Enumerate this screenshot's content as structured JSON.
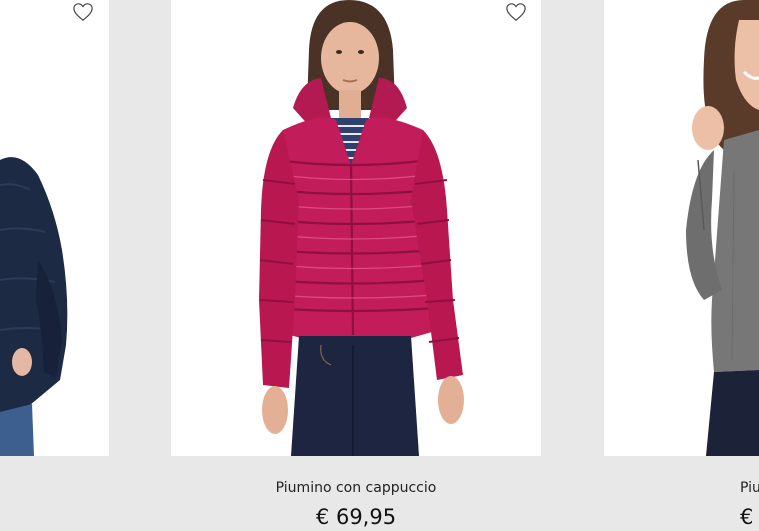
{
  "products": [
    {
      "name": "",
      "price": "",
      "image": "navy-puffer-jacket"
    },
    {
      "name": "Piumino con cappuccio",
      "price": "€ 69,95",
      "image": "magenta-hooded-puffer-jacket"
    },
    {
      "name": "Piu",
      "price": "€",
      "image": "grey-knit-sweater"
    }
  ],
  "icons": {
    "wishlist": "heart-outline-icon"
  },
  "colors": {
    "page_background": "#e8e8e8",
    "card_background": "#ffffff",
    "text": "#222222"
  }
}
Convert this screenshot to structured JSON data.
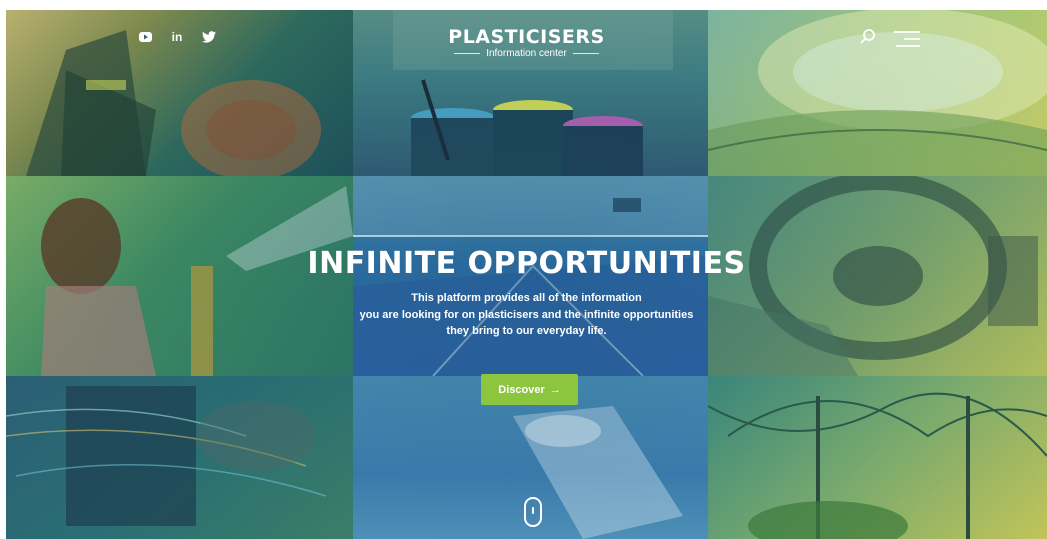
{
  "header": {
    "social_icons": [
      "youtube-icon",
      "linkedin-icon",
      "twitter-icon"
    ],
    "linkedin_text": "in",
    "logo_title": "PLASTICISERS",
    "logo_subtitle": "Information center",
    "search_icon": "search-icon",
    "menu_icon": "hamburger-menu-icon"
  },
  "hero": {
    "title": "INFINITE OPPORTUNITIES",
    "text_lines": [
      "This platform provides all of the information",
      "you are looking for on plasticisers and the infinite opportunities",
      "they bring to our everyday life."
    ],
    "cta_label": "Discover",
    "cta_icon": "→",
    "scroll_icon": "mouse-scroll-icon"
  },
  "colors": {
    "cta_background": "#8cc63f",
    "text": "#ffffff"
  }
}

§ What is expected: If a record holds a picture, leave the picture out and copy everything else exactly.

§ The completed task:
Enumerate this screenshot's content as structured JSON.
{
  "products": [
    {
      "name": "",
      "price": "",
      "image": "navy-puffer-jacket"
    },
    {
      "name": "Piumino con cappuccio",
      "price": "€ 69,95",
      "image": "magenta-hooded-puffer-jacket"
    },
    {
      "name": "Piu",
      "price": "€",
      "image": "grey-knit-sweater"
    }
  ],
  "icons": {
    "wishlist": "heart-outline-icon"
  },
  "colors": {
    "page_background": "#e8e8e8",
    "card_background": "#ffffff",
    "text": "#222222"
  }
}
Convert this screenshot to structured JSON data.
{
  "header": {
    "social_icons": [
      "youtube-icon",
      "linkedin-icon",
      "twitter-icon"
    ],
    "linkedin_text": "in",
    "logo_title": "PLASTICISERS",
    "logo_subtitle": "Information center",
    "search_icon": "search-icon",
    "menu_icon": "hamburger-menu-icon"
  },
  "hero": {
    "title": "INFINITE OPPORTUNITIES",
    "text_lines": [
      "This platform provides all of the information",
      "you are looking for on plasticisers and the infinite opportunities",
      "they bring to our everyday life."
    ],
    "cta_label": "Discover",
    "cta_icon": "→",
    "scroll_icon": "mouse-scroll-icon"
  },
  "colors": {
    "cta_background": "#8cc63f",
    "text": "#ffffff"
  }
}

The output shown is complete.